> A power grid cannot be allowed to fail and no financially credible projects to store the required amount of energy (minimum, tens of TWh) exist, so renewables in such an environment have left us wholly dependent on gas. Nuclear fuel can be stockpiled, wind simply cannot, again at the required scale. If you think it can be within the next 30 years you're an idiot, a liar or a data scientist, it's that simple.
There are alternatives: Pumped hydro for storage, battery parks for ultra-short-term demand smoothening (like the Tesla battery park in Australia), bio-mass/bio-gas as fuel for burner plants (think of cow dung, sewage sludge, household bio waste and the likes), electric cars as distributed energy storage units, or simply a massive overbuild of renewable electricity generation and trans-European UHV distribution networks to get, say, wind power from the Portuguese coast to the German industry in the Ruhrpott - China already does similar distances ffs.
Additionally, it's high time to make the demand side smart as well: big consumers like aluminium smelters or parts of the chemical industry could be converted to dynamically react to the power available on the grid, extremely large consumers could be placed on seasonal holidays (e.g. during winter), and large consumers could also finally take the money in their hands and invest into energy efficiency so they don't need as much energy any more. A shocking amount of industry equipment is three decades or even older!
And finally: Right now the European electricity grid has almost zero real-time visibility. The "smart meters" we have are bullshit, they're just used once a year and all "advantage" they have over the old Ferraris wheel meters is that they have an LCD - for a truly smart grid, grid operators need a live feed of who is consuming or producing what amount of energy and what the exact load conditions of grid-side equipment like sub-district transformers are.
No, it's restrictions on river temperature. https://www.reuters.com/business/energy/warming-rivers-threa...
Not to mention nuclear plants can be cooled by sea water or by waste water.
I don't think you appreciate the scale of energy storage. The world uses 2.5 TWh of electricity every hour. And electricity is less than half of total energy use. And as countries develop these figures are going to rise, not shrink.

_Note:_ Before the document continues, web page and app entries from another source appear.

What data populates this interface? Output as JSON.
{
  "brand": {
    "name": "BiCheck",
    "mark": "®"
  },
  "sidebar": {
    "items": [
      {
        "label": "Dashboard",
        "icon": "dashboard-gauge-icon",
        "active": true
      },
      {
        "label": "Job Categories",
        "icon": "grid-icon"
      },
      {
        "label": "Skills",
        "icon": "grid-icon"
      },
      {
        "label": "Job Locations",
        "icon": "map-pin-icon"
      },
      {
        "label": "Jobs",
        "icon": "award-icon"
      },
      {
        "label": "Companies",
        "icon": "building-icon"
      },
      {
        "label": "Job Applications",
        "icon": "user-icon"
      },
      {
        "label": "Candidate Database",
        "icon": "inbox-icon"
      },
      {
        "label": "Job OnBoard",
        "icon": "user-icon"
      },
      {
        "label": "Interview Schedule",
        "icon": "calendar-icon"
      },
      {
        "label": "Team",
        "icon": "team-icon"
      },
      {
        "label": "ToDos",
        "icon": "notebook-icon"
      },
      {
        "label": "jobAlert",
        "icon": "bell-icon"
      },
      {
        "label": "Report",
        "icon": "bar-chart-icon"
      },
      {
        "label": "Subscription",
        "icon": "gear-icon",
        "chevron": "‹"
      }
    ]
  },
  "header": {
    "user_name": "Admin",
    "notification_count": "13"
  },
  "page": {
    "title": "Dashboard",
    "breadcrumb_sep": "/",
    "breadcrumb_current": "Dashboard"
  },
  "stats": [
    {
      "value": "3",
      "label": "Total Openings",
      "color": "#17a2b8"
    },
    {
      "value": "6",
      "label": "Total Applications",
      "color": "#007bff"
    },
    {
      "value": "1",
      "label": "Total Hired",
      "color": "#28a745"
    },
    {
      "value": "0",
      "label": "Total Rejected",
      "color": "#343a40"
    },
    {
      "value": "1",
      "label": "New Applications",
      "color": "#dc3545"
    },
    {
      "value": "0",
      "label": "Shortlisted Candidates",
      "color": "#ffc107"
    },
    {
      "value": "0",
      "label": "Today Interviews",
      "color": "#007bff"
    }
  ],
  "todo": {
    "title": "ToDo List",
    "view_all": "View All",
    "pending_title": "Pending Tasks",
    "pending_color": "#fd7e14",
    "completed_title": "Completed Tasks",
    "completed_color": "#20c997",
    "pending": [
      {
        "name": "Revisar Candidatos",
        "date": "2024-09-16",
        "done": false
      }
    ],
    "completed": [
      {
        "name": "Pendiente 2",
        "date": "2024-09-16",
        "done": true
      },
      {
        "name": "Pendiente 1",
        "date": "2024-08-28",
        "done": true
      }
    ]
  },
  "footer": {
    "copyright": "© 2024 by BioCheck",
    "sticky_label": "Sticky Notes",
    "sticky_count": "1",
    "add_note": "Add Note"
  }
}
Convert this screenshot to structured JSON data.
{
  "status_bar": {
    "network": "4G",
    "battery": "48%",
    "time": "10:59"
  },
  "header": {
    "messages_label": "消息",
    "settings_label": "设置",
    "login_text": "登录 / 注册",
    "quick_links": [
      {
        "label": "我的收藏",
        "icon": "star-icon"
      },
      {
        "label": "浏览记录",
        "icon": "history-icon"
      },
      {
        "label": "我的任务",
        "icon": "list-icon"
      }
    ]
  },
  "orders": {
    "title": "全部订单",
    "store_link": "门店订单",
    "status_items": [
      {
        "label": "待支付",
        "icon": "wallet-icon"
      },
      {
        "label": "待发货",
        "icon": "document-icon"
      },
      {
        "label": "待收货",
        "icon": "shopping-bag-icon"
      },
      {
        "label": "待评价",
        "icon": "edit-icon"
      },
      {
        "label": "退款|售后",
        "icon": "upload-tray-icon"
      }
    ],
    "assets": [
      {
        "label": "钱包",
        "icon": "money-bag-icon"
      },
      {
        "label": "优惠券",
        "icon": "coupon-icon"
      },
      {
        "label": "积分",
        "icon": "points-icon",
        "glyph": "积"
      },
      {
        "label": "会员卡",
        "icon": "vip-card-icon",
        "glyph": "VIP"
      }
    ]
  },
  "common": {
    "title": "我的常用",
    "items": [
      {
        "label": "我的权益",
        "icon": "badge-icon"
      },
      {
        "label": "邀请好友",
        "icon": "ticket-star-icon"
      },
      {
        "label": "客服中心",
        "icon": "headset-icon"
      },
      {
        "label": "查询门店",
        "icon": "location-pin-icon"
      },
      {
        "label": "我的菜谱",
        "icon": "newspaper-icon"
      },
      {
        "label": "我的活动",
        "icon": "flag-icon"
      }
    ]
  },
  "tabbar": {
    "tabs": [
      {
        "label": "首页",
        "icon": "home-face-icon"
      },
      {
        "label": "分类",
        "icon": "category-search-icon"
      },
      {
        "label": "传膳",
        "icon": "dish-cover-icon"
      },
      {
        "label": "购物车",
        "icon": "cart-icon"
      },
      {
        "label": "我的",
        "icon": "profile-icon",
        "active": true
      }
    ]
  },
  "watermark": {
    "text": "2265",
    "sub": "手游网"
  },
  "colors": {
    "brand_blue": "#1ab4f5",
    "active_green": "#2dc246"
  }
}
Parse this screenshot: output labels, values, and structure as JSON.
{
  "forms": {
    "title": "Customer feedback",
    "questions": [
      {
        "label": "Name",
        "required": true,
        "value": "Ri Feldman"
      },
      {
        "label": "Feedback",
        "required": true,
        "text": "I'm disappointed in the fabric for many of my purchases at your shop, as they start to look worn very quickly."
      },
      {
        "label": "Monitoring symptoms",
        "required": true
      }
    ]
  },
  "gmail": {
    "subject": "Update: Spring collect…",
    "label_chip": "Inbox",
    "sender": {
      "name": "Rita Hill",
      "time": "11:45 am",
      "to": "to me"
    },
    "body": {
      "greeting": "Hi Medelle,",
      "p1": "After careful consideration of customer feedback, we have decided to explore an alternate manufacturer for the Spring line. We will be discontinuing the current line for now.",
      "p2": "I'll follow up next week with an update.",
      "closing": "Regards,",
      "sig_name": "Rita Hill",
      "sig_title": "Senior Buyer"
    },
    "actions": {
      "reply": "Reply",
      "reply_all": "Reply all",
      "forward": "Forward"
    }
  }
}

If your solution involves shutting down industry because of insufficient energy production, then that's going to have a cascading effect of making good more expensive, and making products using those gooda more expensive. It may very well be that nuclear is cheaper than renewables when the cost of economic shutdowns due to insufficient energy are taken into account.
- They're not just making themselves independent from Russian gas & oil, they're making themselves independent of American and Middle Eastern gas & oil too. The resulting price stability will provide massive benefits down the road.
- Wind & Solar energy costs up front but has 0 fuel cost and little maintenance cost. Energy at essentially 0 marginal cost is going to pay dividends for a long time...
- The Ukraine crisis has united Europe like hasn't been seen since the end of WW2.
This winter will suck, but if Europe can stick together until spring, they'll be well positioned for the future.